(Dataset rows describing interfaces)

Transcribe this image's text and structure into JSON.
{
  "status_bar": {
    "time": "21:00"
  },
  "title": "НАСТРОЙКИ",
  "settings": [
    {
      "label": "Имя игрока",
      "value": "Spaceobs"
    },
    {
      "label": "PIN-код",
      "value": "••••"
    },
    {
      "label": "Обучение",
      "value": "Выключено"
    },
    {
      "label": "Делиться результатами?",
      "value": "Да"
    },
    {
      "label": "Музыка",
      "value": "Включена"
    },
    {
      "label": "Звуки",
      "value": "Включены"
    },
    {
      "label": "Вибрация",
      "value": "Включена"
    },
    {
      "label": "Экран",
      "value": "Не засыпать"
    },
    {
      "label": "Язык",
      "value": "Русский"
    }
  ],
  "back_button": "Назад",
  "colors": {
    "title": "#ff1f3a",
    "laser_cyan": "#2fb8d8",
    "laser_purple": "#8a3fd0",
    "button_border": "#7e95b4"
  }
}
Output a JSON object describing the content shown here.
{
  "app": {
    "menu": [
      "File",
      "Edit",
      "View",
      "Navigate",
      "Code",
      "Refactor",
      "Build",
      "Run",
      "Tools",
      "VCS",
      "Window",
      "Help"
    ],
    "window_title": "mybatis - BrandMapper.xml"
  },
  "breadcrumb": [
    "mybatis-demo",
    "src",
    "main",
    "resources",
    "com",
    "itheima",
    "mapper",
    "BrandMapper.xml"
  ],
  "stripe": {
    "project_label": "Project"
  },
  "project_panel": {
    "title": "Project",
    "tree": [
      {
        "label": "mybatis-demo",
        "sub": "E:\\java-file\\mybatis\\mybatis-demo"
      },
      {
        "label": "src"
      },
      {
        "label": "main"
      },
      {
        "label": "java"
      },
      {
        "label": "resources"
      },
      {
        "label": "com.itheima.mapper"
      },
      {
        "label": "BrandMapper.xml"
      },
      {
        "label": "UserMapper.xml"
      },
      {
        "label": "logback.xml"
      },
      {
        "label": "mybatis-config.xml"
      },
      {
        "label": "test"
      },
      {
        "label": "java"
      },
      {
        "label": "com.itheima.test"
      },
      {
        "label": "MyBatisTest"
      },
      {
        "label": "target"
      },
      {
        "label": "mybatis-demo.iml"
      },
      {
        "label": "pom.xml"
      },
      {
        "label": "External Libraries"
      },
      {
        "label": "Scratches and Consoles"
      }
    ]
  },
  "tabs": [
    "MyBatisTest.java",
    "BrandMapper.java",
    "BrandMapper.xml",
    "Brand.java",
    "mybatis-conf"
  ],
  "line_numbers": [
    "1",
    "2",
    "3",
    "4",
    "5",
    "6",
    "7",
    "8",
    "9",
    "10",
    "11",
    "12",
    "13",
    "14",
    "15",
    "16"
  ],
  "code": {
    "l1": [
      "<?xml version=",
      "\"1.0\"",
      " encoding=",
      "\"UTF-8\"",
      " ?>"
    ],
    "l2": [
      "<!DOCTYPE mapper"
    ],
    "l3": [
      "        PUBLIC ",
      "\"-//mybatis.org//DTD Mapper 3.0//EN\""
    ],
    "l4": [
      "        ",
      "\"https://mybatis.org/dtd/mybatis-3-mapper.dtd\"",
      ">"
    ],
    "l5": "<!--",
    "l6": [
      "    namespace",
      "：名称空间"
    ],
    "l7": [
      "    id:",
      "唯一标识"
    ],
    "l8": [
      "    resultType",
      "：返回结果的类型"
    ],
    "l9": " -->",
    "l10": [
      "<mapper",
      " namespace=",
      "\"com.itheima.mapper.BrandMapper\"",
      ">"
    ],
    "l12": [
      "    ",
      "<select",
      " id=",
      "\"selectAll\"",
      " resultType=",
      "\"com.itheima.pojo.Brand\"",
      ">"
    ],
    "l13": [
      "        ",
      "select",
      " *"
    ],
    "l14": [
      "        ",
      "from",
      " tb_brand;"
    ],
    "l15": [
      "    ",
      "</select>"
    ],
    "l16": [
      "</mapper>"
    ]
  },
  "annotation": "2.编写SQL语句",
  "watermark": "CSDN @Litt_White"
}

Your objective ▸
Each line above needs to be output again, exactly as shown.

Final answer ▸
Transcribe this image's text and structure into JSON.
{
  "status_bar": {
    "time": "21:00"
  },
  "title": "НАСТРОЙКИ",
  "settings": [
    {
      "label": "Имя игрока",
      "value": "Spaceobs"
    },
    {
      "label": "PIN-код",
      "value": "••••"
    },
    {
      "label": "Обучение",
      "value": "Выключено"
    },
    {
      "label": "Делиться результатами?",
      "value": "Да"
    },
    {
      "label": "Музыка",
      "value": "Включена"
    },
    {
      "label": "Звуки",
      "value": "Включены"
    },
    {
      "label": "Вибрация",
      "value": "Включена"
    },
    {
      "label": "Экран",
      "value": "Не засыпать"
    },
    {
      "label": "Язык",
      "value": "Русский"
    }
  ],
  "back_button": "Назад",
  "colors": {
    "title": "#ff1f3a",
    "laser_cyan": "#2fb8d8",
    "laser_purple": "#8a3fd0",
    "button_border": "#7e95b4"
  }
}
Output a JSON object describing the content shown here.
{
  "app": {
    "menu": [
      "File",
      "Edit",
      "View",
      "Navigate",
      "Code",
      "Refactor",
      "Build",
      "Run",
      "Tools",
      "VCS",
      "Window",
      "Help"
    ],
    "window_title": "mybatis - BrandMapper.xml"
  },
  "breadcrumb": [
    "mybatis-demo",
    "src",
    "main",
    "resources",
    "com",
    "itheima",
    "mapper",
    "BrandMapper.xml"
  ],
  "stripe": {
    "project_label": "Project"
  },
  "project_panel": {
    "title": "Project",
    "tree": [
      {
        "label": "mybatis-demo",
        "sub": "E:\\java-file\\mybatis\\mybatis-demo"
      },
      {
        "label": "src"
      },
      {
        "label": "main"
      },
      {
        "label": "java"
      },
      {
        "label": "resources"
      },
      {
        "label": "com.itheima.mapper"
      },
      {
        "label": "BrandMapper.xml"
      },
      {
        "label": "UserMapper.xml"
      },
      {
        "label": "logback.xml"
      },
      {
        "label": "mybatis-config.xml"
      },
      {
        "label": "test"
      },
      {
        "label": "java"
      },
      {
        "label": "com.itheima.test"
      },
      {
        "label": "MyBatisTest"
      },
      {
        "label": "target"
      },
      {
        "label": "mybatis-demo.iml"
      },
      {
        "label": "pom.xml"
      },
      {
        "label": "External Libraries"
      },
      {
        "label": "Scratches and Consoles"
      }
    ]
  },
  "tabs": [
    "MyBatisTest.java",
    "BrandMapper.java",
    "BrandMapper.xml",
    "Brand.java",
    "mybatis-conf"
  ],
  "line_numbers": [
    "1",
    "2",
    "3",
    "4",
    "5",
    "6",
    "7",
    "8",
    "9",
    "10",
    "11",
    "12",
    "13",
    "14",
    "15",
    "16"
  ],
  "code": {
    "l1": [
      "<?xml version=",
      "\"1.0\"",
      " encoding=",
      "\"UTF-8\"",
      " ?>"
    ],
    "l2": [
      "<!DOCTYPE mapper"
    ],
    "l3": [
      "        PUBLIC ",
      "\"-//mybatis.org//DTD Mapper 3.0//EN\""
    ],
    "l4": [
      "        ",
      "\"https://mybatis.org/dtd/mybatis-3-mapper.dtd\"",
      ">"
    ],
    "l5": "<!--",
    "l6": [
      "    namespace",
      "：名称空间"
    ],
    "l7": [
      "    id:",
      "唯一标识"
    ],
    "l8": [
      "    resultType",
      "：返回结果的类型"
    ],
    "l9": " -->",
    "l10": [
      "<mapper",
      " namespace=",
      "\"com.itheima.mapper.BrandMapper\"",
      ">"
    ],
    "l12": [
      "    ",
      "<select",
      " id=",
      "\"selectAll\"",
      " resultType=",
      "\"com.itheima.pojo.Brand\"",
      ">"
    ],
    "l13": [
      "        ",
      "select",
      " *"
    ],
    "l14": [
      "        ",
      "from",
      " tb_brand;"
    ],
    "l15": [
      "    ",
      "</select>"
    ],
    "l16": [
      "</mapper>"
    ]
  },
  "annotation": "2.编写SQL语句",
  "watermark": "CSDN @Litt_White"
}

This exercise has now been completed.